WORK ORDER
For this exercise, restate every line below word for word and drop the images.

App and web page records:
◇ ◇ ◇ ◇ ◇ ◇ ◇
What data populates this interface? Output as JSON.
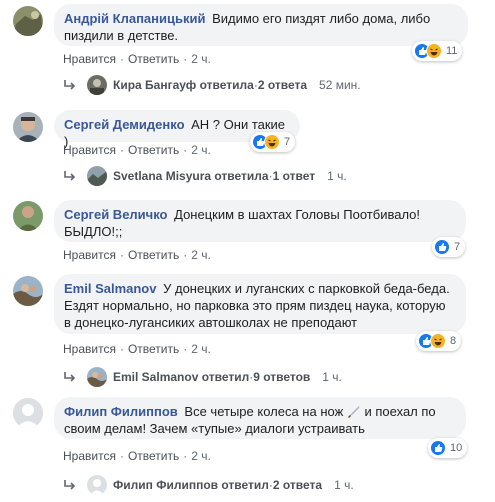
{
  "comments": [
    {
      "author": "Андрій Клапаницький",
      "text": "Видимо его пиздят либо дома, либо пиздили в детстве.",
      "like_label": "Нравится",
      "reply_label": "Ответить",
      "time": "2 ч.",
      "reactions": [
        "like-icon",
        "haha-icon"
      ],
      "reaction_count": "11",
      "reply_summary": {
        "name": "Кира Бангауф ответила",
        "count": "2 ответа",
        "time": "52 мин."
      }
    },
    {
      "author": "Сергей Демиденко",
      "text": "АН ? Они такие )",
      "like_label": "Нравится",
      "reply_label": "Ответить",
      "time": "2 ч.",
      "reactions": [
        "like-icon",
        "haha-icon"
      ],
      "reaction_count": "7",
      "reply_summary": {
        "name": "Svetlana Misyura ответила",
        "count": "1 ответ",
        "time": "1 ч."
      }
    },
    {
      "author": "Сергей Величко",
      "text": "Донецким в шахтах Головы Поотбивало! БЫДЛО!;;",
      "like_label": "Нравится",
      "reply_label": "Ответить",
      "time": "2 ч.",
      "reactions": [
        "like-icon"
      ],
      "reaction_count": "7"
    },
    {
      "author": "Emil Salmanov",
      "text": "У донецких и луганских с парковкой беда-беда. Ездят нормально, но парковка это прям пиздец наука, которую в донецко-лугансиких автошколах не преподают",
      "like_label": "Нравится",
      "reply_label": "Ответить",
      "time": "2 ч.",
      "reactions": [
        "like-icon",
        "haha-icon"
      ],
      "reaction_count": "8",
      "reply_summary": {
        "name": "Emil Salmanov ответил",
        "count": "9 ответов",
        "time": "1 ч."
      }
    },
    {
      "author": "Филип Филиппов",
      "text": "Все четыре колеса на нож ",
      "text_after": " и поехал по своим делам! Зачем «тупые» диалоги устраивать",
      "like_label": "Нравится",
      "reply_label": "Ответить",
      "time": "2 ч.",
      "reactions": [
        "like-icon"
      ],
      "reaction_count": "10",
      "reply_summary": {
        "name": "Филип Филиппов ответил",
        "count": "2 ответа",
        "time": "1 ч."
      }
    }
  ],
  "colors": {
    "author": "#385898",
    "bubble": "#f2f3f5",
    "like": "#1877f2",
    "haha": "#f7b125"
  }
}
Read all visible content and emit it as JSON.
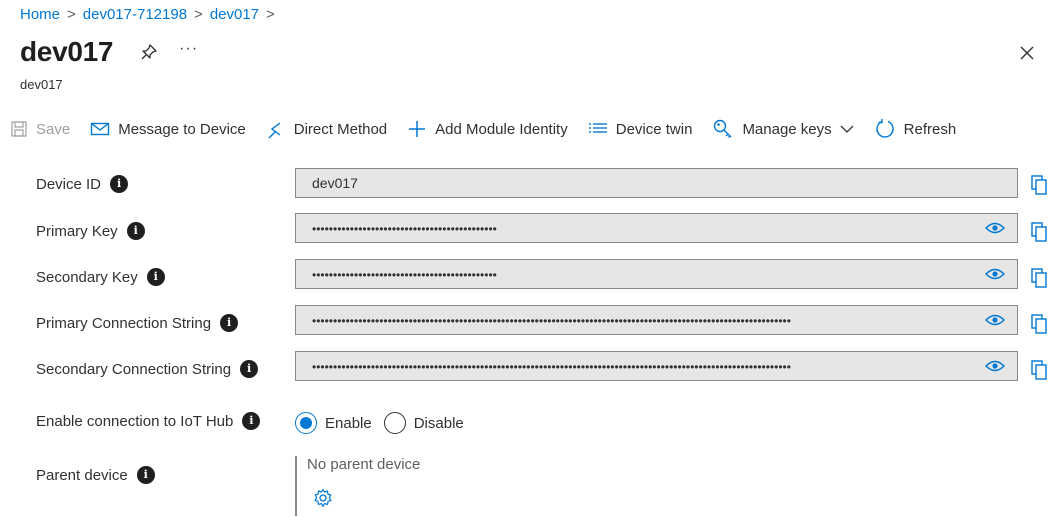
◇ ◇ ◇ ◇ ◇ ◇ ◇
RESPONSE AREA
What data populates this interface? Output as JSON.
{
  "comments": [
    {
      "author": "Андрій Клапаницький",
      "text": "Видимо его пиздят либо дома, либо пиздили в детстве.",
      "like_label": "Нравится",
      "reply_label": "Ответить",
      "time": "2 ч.",
      "reactions": [
        "like-icon",
        "haha-icon"
      ],
      "reaction_count": "11",
      "reply_summary": {
        "name": "Кира Бангауф ответила",
        "count": "2 ответа",
        "time": "52 мин."
      }
    },
    {
      "author": "Сергей Демиденко",
      "text": "АН ? Они такие )",
      "like_label": "Нравится",
      "reply_label": "Ответить",
      "time": "2 ч.",
      "reactions": [
        "like-icon",
        "haha-icon"
      ],
      "reaction_count": "7",
      "reply_summary": {
        "name": "Svetlana Misyura ответила",
        "count": "1 ответ",
        "time": "1 ч."
      }
    },
    {
      "author": "Сергей Величко",
      "text": "Донецким в шахтах Головы Поотбивало! БЫДЛО!;;",
      "like_label": "Нравится",
      "reply_label": "Ответить",
      "time": "2 ч.",
      "reactions": [
        "like-icon"
      ],
      "reaction_count": "7"
    },
    {
      "author": "Emil Salmanov",
      "text": "У донецких и луганских с парковкой беда-беда. Ездят нормально, но парковка это прям пиздец наука, которую в донецко-лугансиких автошколах не преподают",
      "like_label": "Нравится",
      "reply_label": "Ответить",
      "time": "2 ч.",
      "reactions": [
        "like-icon",
        "haha-icon"
      ],
      "reaction_count": "8",
      "reply_summary": {
        "name": "Emil Salmanov ответил",
        "count": "9 ответов",
        "time": "1 ч."
      }
    },
    {
      "author": "Филип Филиппов",
      "text": "Все четыре колеса на нож ",
      "text_after": " и поехал по своим делам! Зачем «тупые» диалоги устраивать",
      "like_label": "Нравится",
      "reply_label": "Ответить",
      "time": "2 ч.",
      "reactions": [
        "like-icon"
      ],
      "reaction_count": "10",
      "reply_summary": {
        "name": "Филип Филиппов ответил",
        "count": "2 ответа",
        "time": "1 ч."
      }
    }
  ],
  "colors": {
    "author": "#385898",
    "bubble": "#f2f3f5",
    "like": "#1877f2",
    "haha": "#f7b125"
  }
}
Read all visible content and emit it as JSON.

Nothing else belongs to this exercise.